* Supplied entries *
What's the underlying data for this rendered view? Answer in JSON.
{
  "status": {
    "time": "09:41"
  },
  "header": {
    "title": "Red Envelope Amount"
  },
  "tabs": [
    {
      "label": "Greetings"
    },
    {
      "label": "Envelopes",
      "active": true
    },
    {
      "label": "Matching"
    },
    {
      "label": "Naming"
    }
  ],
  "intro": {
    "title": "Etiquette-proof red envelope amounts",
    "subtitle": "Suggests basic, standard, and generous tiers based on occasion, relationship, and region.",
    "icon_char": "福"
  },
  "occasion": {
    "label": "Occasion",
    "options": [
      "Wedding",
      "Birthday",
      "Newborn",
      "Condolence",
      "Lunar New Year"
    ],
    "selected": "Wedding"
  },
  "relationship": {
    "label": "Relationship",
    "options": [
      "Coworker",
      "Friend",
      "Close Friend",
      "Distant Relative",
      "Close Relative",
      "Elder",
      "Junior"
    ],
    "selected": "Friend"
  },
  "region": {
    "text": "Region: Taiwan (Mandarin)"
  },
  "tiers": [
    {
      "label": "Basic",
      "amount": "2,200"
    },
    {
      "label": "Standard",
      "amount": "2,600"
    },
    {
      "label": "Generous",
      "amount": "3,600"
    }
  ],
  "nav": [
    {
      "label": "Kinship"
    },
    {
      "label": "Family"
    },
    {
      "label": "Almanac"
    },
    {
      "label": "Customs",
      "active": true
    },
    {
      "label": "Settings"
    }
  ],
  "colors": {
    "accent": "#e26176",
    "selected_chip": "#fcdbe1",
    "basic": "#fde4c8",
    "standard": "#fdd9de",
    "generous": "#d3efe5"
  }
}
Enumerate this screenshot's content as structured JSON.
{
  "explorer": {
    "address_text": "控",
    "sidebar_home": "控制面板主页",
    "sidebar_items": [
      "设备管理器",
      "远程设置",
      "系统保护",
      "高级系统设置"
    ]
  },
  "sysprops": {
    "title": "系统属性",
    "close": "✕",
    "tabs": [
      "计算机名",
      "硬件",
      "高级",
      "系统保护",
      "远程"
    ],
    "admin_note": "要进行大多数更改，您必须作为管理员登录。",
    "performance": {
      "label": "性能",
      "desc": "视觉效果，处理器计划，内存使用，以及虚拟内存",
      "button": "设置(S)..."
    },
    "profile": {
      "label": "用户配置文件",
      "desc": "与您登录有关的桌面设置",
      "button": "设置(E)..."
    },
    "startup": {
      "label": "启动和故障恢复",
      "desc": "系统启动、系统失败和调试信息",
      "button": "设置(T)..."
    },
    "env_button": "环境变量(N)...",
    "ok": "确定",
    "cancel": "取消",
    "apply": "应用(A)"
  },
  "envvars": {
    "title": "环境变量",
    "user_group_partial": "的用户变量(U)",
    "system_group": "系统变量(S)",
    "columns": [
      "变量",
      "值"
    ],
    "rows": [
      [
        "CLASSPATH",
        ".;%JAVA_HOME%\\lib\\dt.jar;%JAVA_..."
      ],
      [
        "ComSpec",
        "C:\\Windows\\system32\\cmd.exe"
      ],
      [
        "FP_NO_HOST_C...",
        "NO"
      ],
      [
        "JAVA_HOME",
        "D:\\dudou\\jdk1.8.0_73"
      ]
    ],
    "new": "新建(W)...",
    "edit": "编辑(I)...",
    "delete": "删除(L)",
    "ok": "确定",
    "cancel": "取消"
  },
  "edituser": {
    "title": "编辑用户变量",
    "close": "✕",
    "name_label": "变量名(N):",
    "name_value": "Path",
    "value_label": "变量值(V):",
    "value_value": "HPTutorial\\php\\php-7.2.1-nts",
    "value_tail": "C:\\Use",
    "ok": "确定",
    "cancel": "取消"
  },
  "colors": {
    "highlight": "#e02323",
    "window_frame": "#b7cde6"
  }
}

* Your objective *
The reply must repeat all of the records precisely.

* Task response *
What's the underlying data for this rendered view? Answer in JSON.
{
  "status": {
    "time": "09:41"
  },
  "header": {
    "title": "Red Envelope Amount"
  },
  "tabs": [
    {
      "label": "Greetings"
    },
    {
      "label": "Envelopes",
      "active": true
    },
    {
      "label": "Matching"
    },
    {
      "label": "Naming"
    }
  ],
  "intro": {
    "title": "Etiquette-proof red envelope amounts",
    "subtitle": "Suggests basic, standard, and generous tiers based on occasion, relationship, and region.",
    "icon_char": "福"
  },
  "occasion": {
    "label": "Occasion",
    "options": [
      "Wedding",
      "Birthday",
      "Newborn",
      "Condolence",
      "Lunar New Year"
    ],
    "selected": "Wedding"
  },
  "relationship": {
    "label": "Relationship",
    "options": [
      "Coworker",
      "Friend",
      "Close Friend",
      "Distant Relative",
      "Close Relative",
      "Elder",
      "Junior"
    ],
    "selected": "Friend"
  },
  "region": {
    "text": "Region: Taiwan (Mandarin)"
  },
  "tiers": [
    {
      "label": "Basic",
      "amount": "2,200"
    },
    {
      "label": "Standard",
      "amount": "2,600"
    },
    {
      "label": "Generous",
      "amount": "3,600"
    }
  ],
  "nav": [
    {
      "label": "Kinship"
    },
    {
      "label": "Family"
    },
    {
      "label": "Almanac"
    },
    {
      "label": "Customs",
      "active": true
    },
    {
      "label": "Settings"
    }
  ],
  "colors": {
    "accent": "#e26176",
    "selected_chip": "#fcdbe1",
    "basic": "#fde4c8",
    "standard": "#fdd9de",
    "generous": "#d3efe5"
  }
}
Enumerate this screenshot's content as structured JSON.
{
  "explorer": {
    "address_text": "控",
    "sidebar_home": "控制面板主页",
    "sidebar_items": [
      "设备管理器",
      "远程设置",
      "系统保护",
      "高级系统设置"
    ]
  },
  "sysprops": {
    "title": "系统属性",
    "close": "✕",
    "tabs": [
      "计算机名",
      "硬件",
      "高级",
      "系统保护",
      "远程"
    ],
    "admin_note": "要进行大多数更改，您必须作为管理员登录。",
    "performance": {
      "label": "性能",
      "desc": "视觉效果，处理器计划，内存使用，以及虚拟内存",
      "button": "设置(S)..."
    },
    "profile": {
      "label": "用户配置文件",
      "desc": "与您登录有关的桌面设置",
      "button": "设置(E)..."
    },
    "startup": {
      "label": "启动和故障恢复",
      "desc": "系统启动、系统失败和调试信息",
      "button": "设置(T)..."
    },
    "env_button": "环境变量(N)...",
    "ok": "确定",
    "cancel": "取消",
    "apply": "应用(A)"
  },
  "envvars": {
    "title": "环境变量",
    "user_group_partial": "的用户变量(U)",
    "system_group": "系统变量(S)",
    "columns": [
      "变量",
      "值"
    ],
    "rows": [
      [
        "CLASSPATH",
        ".;%JAVA_HOME%\\lib\\dt.jar;%JAVA_..."
      ],
      [
        "ComSpec",
        "C:\\Windows\\system32\\cmd.exe"
      ],
      [
        "FP_NO_HOST_C...",
        "NO"
      ],
      [
        "JAVA_HOME",
        "D:\\dudou\\jdk1.8.0_73"
      ]
    ],
    "new": "新建(W)...",
    "edit": "编辑(I)...",
    "delete": "删除(L)",
    "ok": "确定",
    "cancel": "取消"
  },
  "edituser": {
    "title": "编辑用户变量",
    "close": "✕",
    "name_label": "变量名(N):",
    "name_value": "Path",
    "value_label": "变量值(V):",
    "value_value": "HPTutorial\\php\\php-7.2.1-nts",
    "value_tail": "C:\\Use",
    "ok": "确定",
    "cancel": "取消"
  },
  "colors": {
    "highlight": "#e02323",
    "window_frame": "#b7cde6"
  }
}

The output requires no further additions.